Ross gets points as easy as any guard in the NBA, although you wouldn’t always know it even from his breakout season, since he still shares the ball with DeRozan and Kyle Lowry. It’s no coincidence that his break-out game last week, when he dropped 51 points on the Los Angeles Clippers, came on a night when DeRozan was limited after rolling his ankle. Ross needed only 29 shots to get 51, scoring from every part of the floor with absolute ease.Here's the rest of the article: link It's a decent read, with a tad bit of over-optimism for me.Over the last generation, many of the league’s best shooting guard prospects have been undone by getting too much too soon. Ross has been the exact opposite, an All-NBA talent forced to pay his dues and learn the game at every stop of the way. Now after a three-year apprenticeship, he is starting to come into his own. In three years, when he’s 25, he will be one of the best SG’s in the NBA. He’s Paul George in 2011, a young role player on the cusp of stardom.

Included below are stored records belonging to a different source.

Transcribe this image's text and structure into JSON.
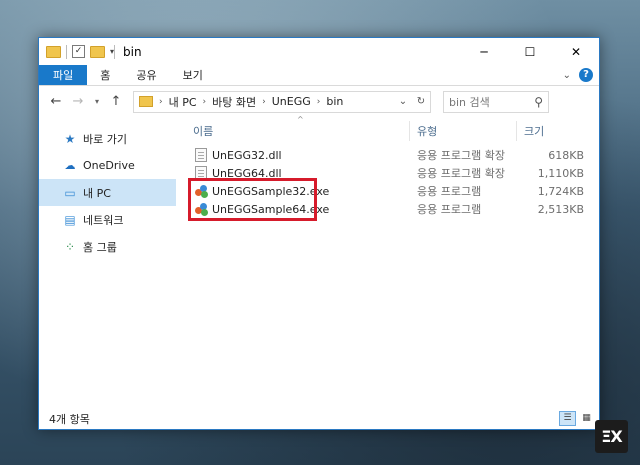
{
  "window": {
    "title": "bin"
  },
  "ribbon": {
    "tabs": [
      "파일",
      "홈",
      "공유",
      "보기"
    ]
  },
  "address": {
    "crumbs": [
      "내 PC",
      "바탕 화면",
      "UnEGG",
      "bin"
    ],
    "search_placeholder": "bin 검색"
  },
  "sidebar": {
    "items": [
      {
        "label": "바로 가기",
        "icon": "star-icon"
      },
      {
        "label": "OneDrive",
        "icon": "cloud-icon"
      },
      {
        "label": "내 PC",
        "icon": "pc-icon",
        "selected": true
      },
      {
        "label": "네트워크",
        "icon": "network-icon"
      },
      {
        "label": "홈 그룹",
        "icon": "homegroup-icon"
      }
    ]
  },
  "columns": {
    "name": "이름",
    "type": "유형",
    "size": "크기"
  },
  "files": [
    {
      "name": "UnEGG32.dll",
      "type": "응용 프로그램 확장",
      "size": "618KB",
      "icon": "dll-icon"
    },
    {
      "name": "UnEGG64.dll",
      "type": "응용 프로그램 확장",
      "size": "1,110KB",
      "icon": "dll-icon"
    },
    {
      "name": "UnEGGSample32.exe",
      "type": "응용 프로그램",
      "size": "1,724KB",
      "icon": "exe-icon"
    },
    {
      "name": "UnEGGSample64.exe",
      "type": "응용 프로그램",
      "size": "2,513KB",
      "icon": "exe-icon"
    }
  ],
  "status": {
    "count": "4개 항목"
  },
  "colors": {
    "accent": "#1979ca",
    "highlight": "#d61b2b",
    "selected": "#cce4f7"
  }
}
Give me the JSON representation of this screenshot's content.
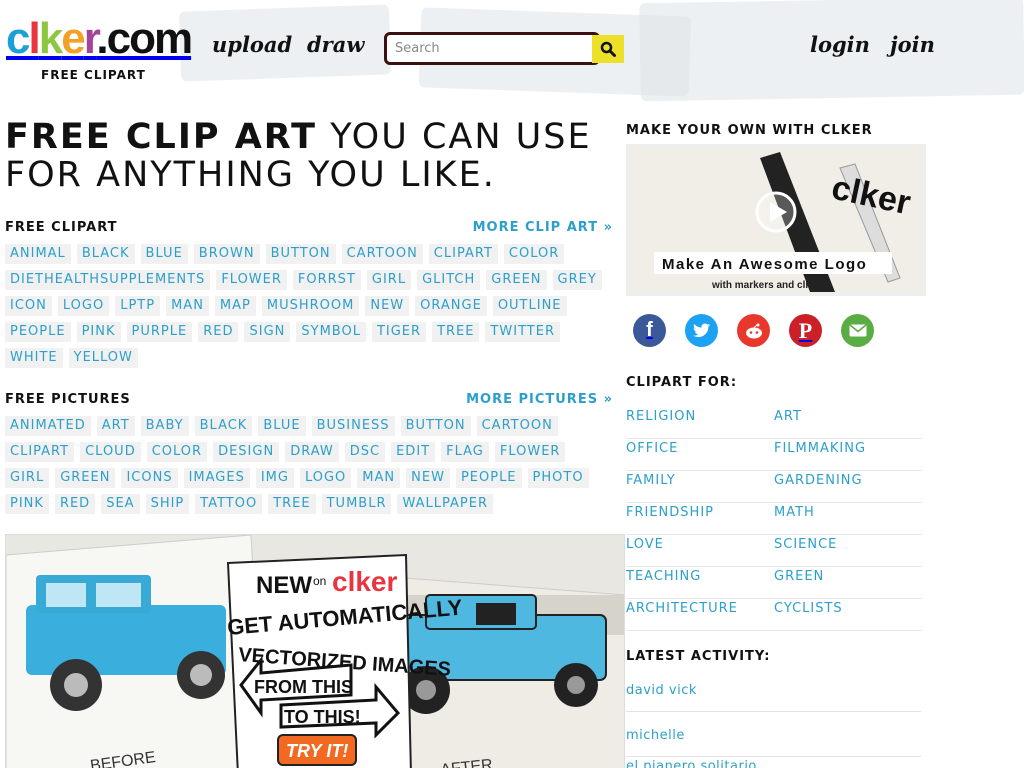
{
  "header": {
    "logo_text": "clker.com",
    "logo_subtitle": "FREE CLIPART",
    "nav": {
      "upload": "upload",
      "draw": "draw",
      "login": "login",
      "join": "join"
    },
    "search_placeholder": "Search"
  },
  "headline": {
    "bold": "FREE CLIP ART",
    "rest": " YOU CAN USE FOR ANYTHING YOU LIKE."
  },
  "free_clipart": {
    "title": "FREE CLIPART",
    "more": "MORE CLIP ART »",
    "tags": [
      "ANIMAL",
      "BLACK",
      "BLUE",
      "BROWN",
      "BUTTON",
      "CARTOON",
      "CLIPART",
      "COLOR",
      "DIETHEALTHSUPPLEMENTS",
      "FLOWER",
      "FORRST",
      "GIRL",
      "GLITCH",
      "GREEN",
      "GREY",
      "ICON",
      "LOGO",
      "LPTP",
      "MAN",
      "MAP",
      "MUSHROOM",
      "NEW",
      "ORANGE",
      "OUTLINE",
      "PEOPLE",
      "PINK",
      "PURPLE",
      "RED",
      "SIGN",
      "SYMBOL",
      "TIGER",
      "TREE",
      "TWITTER",
      "WHITE",
      "YELLOW"
    ]
  },
  "free_pictures": {
    "title": "FREE PICTURES",
    "more": "MORE PICTURES »",
    "tags": [
      "ANIMATED",
      "ART",
      "BABY",
      "BLACK",
      "BLUE",
      "BUSINESS",
      "BUTTON",
      "CARTOON",
      "CLIPART",
      "CLOUD",
      "COLOR",
      "DESIGN",
      "DRAW",
      "DSC",
      "EDIT",
      "FLAG",
      "FLOWER",
      "GIRL",
      "GREEN",
      "ICONS",
      "IMAGES",
      "IMG",
      "LOGO",
      "MAN",
      "NEW",
      "PEOPLE",
      "PHOTO",
      "PINK",
      "RED",
      "SEA",
      "SHIP",
      "TATTOO",
      "TREE",
      "TUMBLR",
      "WALLPAPER"
    ]
  },
  "promo": {
    "new_on": "NEW",
    "on": "on",
    "brand": "clker",
    "line1": "GET AUTOMATICALLY",
    "line2": "VECTORIZED IMAGES",
    "from": "FROM THIS",
    "to": "TO THIS!",
    "try": "TRY IT!",
    "before": "BEFORE",
    "after": "AFTER"
  },
  "sidebar": {
    "make_title": "MAKE YOUR OWN WITH CLKER",
    "video_caption": "Make An Awesome Logo",
    "video_sub": "with markers and clker",
    "video_brand": "clker",
    "clipart_for_title": "CLIPART FOR:",
    "categories_left": [
      "RELIGION",
      "OFFICE",
      "FAMILY",
      "FRIENDSHIP",
      "LOVE",
      "TEACHING",
      "ARCHITECTURE"
    ],
    "categories_right": [
      "ART",
      "FILMMAKING",
      "GARDENING",
      "MATH",
      "SCIENCE",
      "GREEN",
      "CYCLISTS"
    ],
    "activity_title": "LATEST ACTIVITY:",
    "activity": [
      "david vick",
      "michelle",
      "el pianero solitario"
    ]
  },
  "colors": {
    "accent": "#2d9fc9",
    "search_button": "#ede028",
    "tag_bg": "#f1f1f1"
  },
  "icons": {
    "social": [
      "facebook-icon",
      "twitter-icon",
      "reddit-icon",
      "pinterest-icon",
      "email-icon"
    ]
  }
}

I remember at the time of the draft someone on Raps Republic compared him to Latrell Sprewell (sans attitude). What are the comparisons now?